INSTRUCTIONS TO FOLLOW:
Word for word, give the entries back.

THE DATA:
──────
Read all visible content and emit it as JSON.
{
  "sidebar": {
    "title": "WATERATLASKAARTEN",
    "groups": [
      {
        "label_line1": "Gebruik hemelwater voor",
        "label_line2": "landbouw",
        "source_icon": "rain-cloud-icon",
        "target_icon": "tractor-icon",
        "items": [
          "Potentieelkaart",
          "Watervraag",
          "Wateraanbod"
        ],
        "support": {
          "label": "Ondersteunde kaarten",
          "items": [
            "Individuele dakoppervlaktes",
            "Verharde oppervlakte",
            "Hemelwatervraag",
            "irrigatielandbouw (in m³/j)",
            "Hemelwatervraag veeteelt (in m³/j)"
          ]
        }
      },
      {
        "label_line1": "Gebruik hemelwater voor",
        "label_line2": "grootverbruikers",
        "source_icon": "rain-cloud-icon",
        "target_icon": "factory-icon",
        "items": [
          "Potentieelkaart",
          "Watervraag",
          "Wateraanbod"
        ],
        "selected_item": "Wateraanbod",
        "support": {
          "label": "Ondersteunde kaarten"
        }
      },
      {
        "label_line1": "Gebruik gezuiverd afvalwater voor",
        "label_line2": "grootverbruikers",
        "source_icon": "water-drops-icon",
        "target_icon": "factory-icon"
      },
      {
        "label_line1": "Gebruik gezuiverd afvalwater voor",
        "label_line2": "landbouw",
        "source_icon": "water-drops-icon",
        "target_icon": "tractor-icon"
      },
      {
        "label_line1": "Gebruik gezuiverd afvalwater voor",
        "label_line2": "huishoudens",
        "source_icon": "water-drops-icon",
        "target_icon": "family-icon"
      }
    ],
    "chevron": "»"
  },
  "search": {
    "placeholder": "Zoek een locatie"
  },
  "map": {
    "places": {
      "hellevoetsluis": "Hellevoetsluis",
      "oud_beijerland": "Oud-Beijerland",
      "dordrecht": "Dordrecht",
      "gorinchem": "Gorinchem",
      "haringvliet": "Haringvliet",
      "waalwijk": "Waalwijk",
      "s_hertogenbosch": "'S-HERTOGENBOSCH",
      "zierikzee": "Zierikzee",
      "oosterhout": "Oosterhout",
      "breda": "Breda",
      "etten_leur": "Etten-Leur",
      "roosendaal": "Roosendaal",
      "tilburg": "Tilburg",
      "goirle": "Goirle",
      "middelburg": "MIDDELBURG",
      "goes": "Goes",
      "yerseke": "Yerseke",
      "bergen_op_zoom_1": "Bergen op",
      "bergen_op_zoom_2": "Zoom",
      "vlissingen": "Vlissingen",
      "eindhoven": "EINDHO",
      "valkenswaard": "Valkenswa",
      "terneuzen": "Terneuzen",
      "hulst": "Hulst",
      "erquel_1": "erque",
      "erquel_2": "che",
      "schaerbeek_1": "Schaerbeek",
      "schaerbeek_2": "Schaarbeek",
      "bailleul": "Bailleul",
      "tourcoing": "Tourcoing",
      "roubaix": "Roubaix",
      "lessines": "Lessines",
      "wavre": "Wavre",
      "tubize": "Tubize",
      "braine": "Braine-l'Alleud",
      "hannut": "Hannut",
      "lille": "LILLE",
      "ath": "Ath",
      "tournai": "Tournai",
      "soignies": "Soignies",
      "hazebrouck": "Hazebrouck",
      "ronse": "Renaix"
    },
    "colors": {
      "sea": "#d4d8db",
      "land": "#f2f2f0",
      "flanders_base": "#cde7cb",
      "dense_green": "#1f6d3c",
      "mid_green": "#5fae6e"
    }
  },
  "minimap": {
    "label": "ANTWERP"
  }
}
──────
REPLY TO THE TASK:
Read all visible content and emit it as JSON.
{
  "sidebar": {
    "title": "WATERATLASKAARTEN",
    "groups": [
      {
        "label_line1": "Gebruik hemelwater voor",
        "label_line2": "landbouw",
        "source_icon": "rain-cloud-icon",
        "target_icon": "tractor-icon",
        "items": [
          "Potentieelkaart",
          "Watervraag",
          "Wateraanbod"
        ],
        "support": {
          "label": "Ondersteunde kaarten",
          "items": [
            "Individuele dakoppervlaktes",
            "Verharde oppervlakte",
            "Hemelwatervraag",
            "irrigatielandbouw (in m³/j)",
            "Hemelwatervraag veeteelt (in m³/j)"
          ]
        }
      },
      {
        "label_line1": "Gebruik hemelwater voor",
        "label_line2": "grootverbruikers",
        "source_icon": "rain-cloud-icon",
        "target_icon": "factory-icon",
        "items": [
          "Potentieelkaart",
          "Watervraag",
          "Wateraanbod"
        ],
        "selected_item": "Wateraanbod",
        "support": {
          "label": "Ondersteunde kaarten"
        }
      },
      {
        "label_line1": "Gebruik gezuiverd afvalwater voor",
        "label_line2": "grootverbruikers",
        "source_icon": "water-drops-icon",
        "target_icon": "factory-icon"
      },
      {
        "label_line1": "Gebruik gezuiverd afvalwater voor",
        "label_line2": "landbouw",
        "source_icon": "water-drops-icon",
        "target_icon": "tractor-icon"
      },
      {
        "label_line1": "Gebruik gezuiverd afvalwater voor",
        "label_line2": "huishoudens",
        "source_icon": "water-drops-icon",
        "target_icon": "family-icon"
      }
    ],
    "chevron": "»"
  },
  "search": {
    "placeholder": "Zoek een locatie"
  },
  "map": {
    "places": {
      "hellevoetsluis": "Hellevoetsluis",
      "oud_beijerland": "Oud-Beijerland",
      "dordrecht": "Dordrecht",
      "gorinchem": "Gorinchem",
      "haringvliet": "Haringvliet",
      "waalwijk": "Waalwijk",
      "s_hertogenbosch": "'S-HERTOGENBOSCH",
      "zierikzee": "Zierikzee",
      "oosterhout": "Oosterhout",
      "breda": "Breda",
      "etten_leur": "Etten-Leur",
      "roosendaal": "Roosendaal",
      "tilburg": "Tilburg",
      "goirle": "Goirle",
      "middelburg": "MIDDELBURG",
      "goes": "Goes",
      "yerseke": "Yerseke",
      "bergen_op_zoom_1": "Bergen op",
      "bergen_op_zoom_2": "Zoom",
      "vlissingen": "Vlissingen",
      "eindhoven": "EINDHO",
      "valkenswaard": "Valkenswa",
      "terneuzen": "Terneuzen",
      "hulst": "Hulst",
      "erquel_1": "erque",
      "erquel_2": "che",
      "schaerbeek_1": "Schaerbeek",
      "schaerbeek_2": "Schaarbeek",
      "bailleul": "Bailleul",
      "tourcoing": "Tourcoing",
      "roubaix": "Roubaix",
      "lessines": "Lessines",
      "wavre": "Wavre",
      "tubize": "Tubize",
      "braine": "Braine-l'Alleud",
      "hannut": "Hannut",
      "lille": "LILLE",
      "ath": "Ath",
      "tournai": "Tournai",
      "soignies": "Soignies",
      "hazebrouck": "Hazebrouck",
      "ronse": "Renaix"
    },
    "colors": {
      "sea": "#d4d8db",
      "land": "#f2f2f0",
      "flanders_base": "#cde7cb",
      "dense_green": "#1f6d3c",
      "mid_green": "#5fae6e"
    }
  },
  "minimap": {
    "label": "ANTWERP"
  }
}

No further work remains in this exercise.